(Source material Opens)
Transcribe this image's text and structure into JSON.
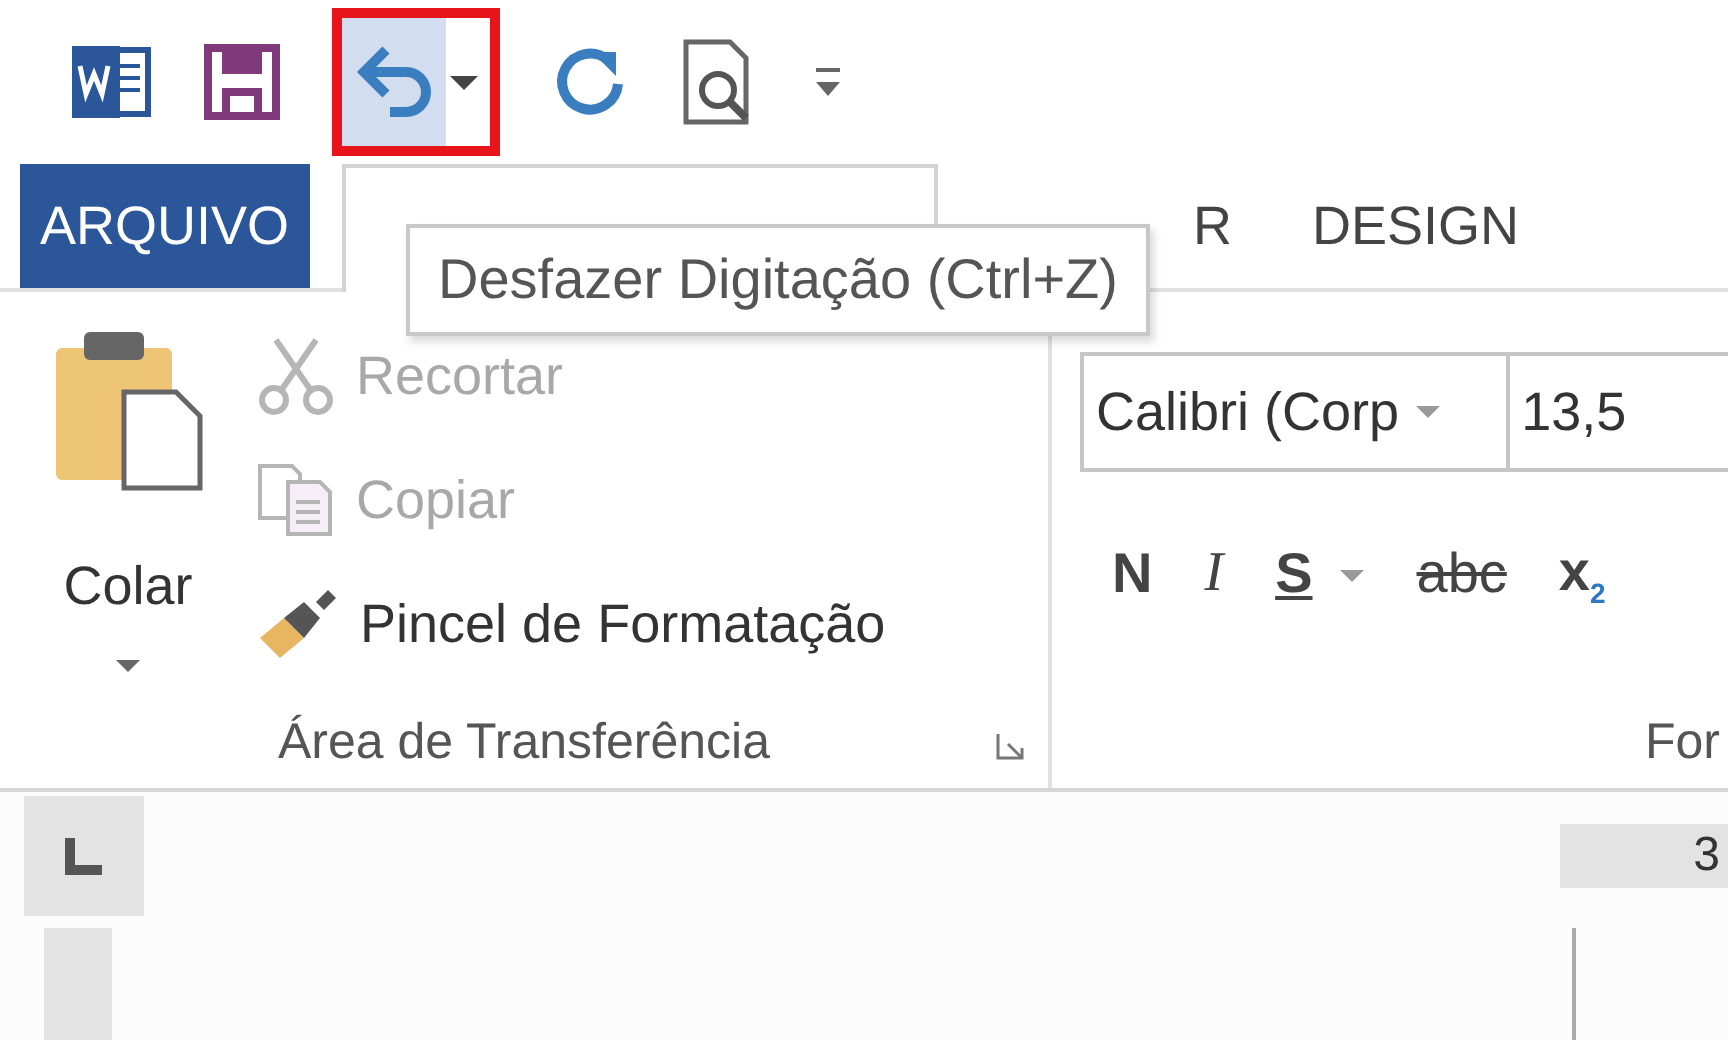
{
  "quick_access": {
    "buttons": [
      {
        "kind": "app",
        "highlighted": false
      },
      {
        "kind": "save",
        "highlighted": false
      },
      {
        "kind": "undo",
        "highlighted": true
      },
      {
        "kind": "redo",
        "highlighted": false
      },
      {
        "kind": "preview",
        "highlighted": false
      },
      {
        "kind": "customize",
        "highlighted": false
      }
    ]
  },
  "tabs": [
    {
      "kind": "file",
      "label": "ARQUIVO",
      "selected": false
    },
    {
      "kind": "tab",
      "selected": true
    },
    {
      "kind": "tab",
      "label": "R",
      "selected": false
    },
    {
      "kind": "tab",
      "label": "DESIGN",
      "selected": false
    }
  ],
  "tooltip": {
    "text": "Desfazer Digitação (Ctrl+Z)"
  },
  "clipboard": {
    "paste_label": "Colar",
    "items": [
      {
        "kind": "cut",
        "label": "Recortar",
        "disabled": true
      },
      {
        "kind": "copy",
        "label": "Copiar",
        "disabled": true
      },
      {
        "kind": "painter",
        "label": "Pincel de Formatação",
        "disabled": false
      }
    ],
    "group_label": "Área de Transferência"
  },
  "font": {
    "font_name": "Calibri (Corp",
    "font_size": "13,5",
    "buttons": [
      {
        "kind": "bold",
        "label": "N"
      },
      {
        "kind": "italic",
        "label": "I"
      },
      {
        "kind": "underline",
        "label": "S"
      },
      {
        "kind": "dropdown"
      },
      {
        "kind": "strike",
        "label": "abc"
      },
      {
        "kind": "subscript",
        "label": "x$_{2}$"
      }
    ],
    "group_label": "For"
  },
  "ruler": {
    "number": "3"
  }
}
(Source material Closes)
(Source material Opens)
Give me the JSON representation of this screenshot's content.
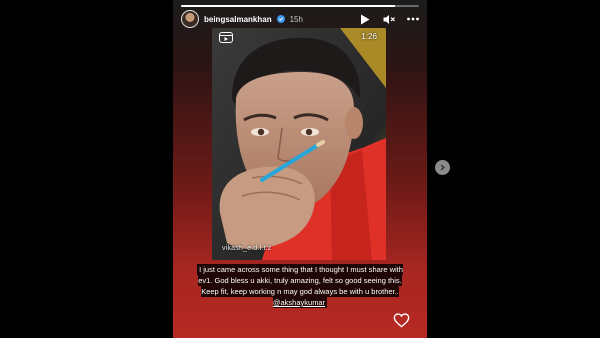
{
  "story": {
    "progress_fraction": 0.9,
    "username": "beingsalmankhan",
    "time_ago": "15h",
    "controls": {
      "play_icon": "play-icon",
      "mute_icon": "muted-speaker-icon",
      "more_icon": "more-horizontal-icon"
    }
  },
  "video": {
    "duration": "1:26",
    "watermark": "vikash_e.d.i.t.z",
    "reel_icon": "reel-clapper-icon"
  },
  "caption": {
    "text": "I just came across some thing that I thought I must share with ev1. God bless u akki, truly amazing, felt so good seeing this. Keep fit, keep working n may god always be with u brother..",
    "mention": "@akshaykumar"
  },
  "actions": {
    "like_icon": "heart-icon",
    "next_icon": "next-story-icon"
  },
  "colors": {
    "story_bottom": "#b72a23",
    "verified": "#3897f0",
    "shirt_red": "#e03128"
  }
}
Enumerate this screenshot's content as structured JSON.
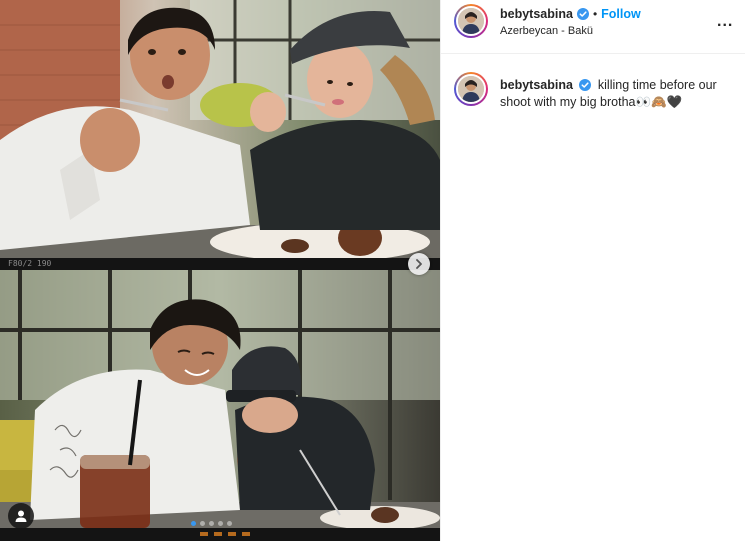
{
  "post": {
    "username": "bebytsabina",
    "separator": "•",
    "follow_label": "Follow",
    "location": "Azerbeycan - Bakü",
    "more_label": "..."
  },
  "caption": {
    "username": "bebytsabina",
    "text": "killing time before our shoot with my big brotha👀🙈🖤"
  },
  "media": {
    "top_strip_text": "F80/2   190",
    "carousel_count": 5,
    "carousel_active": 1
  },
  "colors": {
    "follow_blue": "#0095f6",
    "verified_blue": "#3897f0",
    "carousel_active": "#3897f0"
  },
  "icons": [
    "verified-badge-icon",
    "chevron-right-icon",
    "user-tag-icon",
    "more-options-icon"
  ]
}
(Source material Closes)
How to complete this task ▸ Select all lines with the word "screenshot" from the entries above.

Written answer ▸
Give me the JSON representation of this screenshot's content.
Enumerate this screenshot's content as structured JSON.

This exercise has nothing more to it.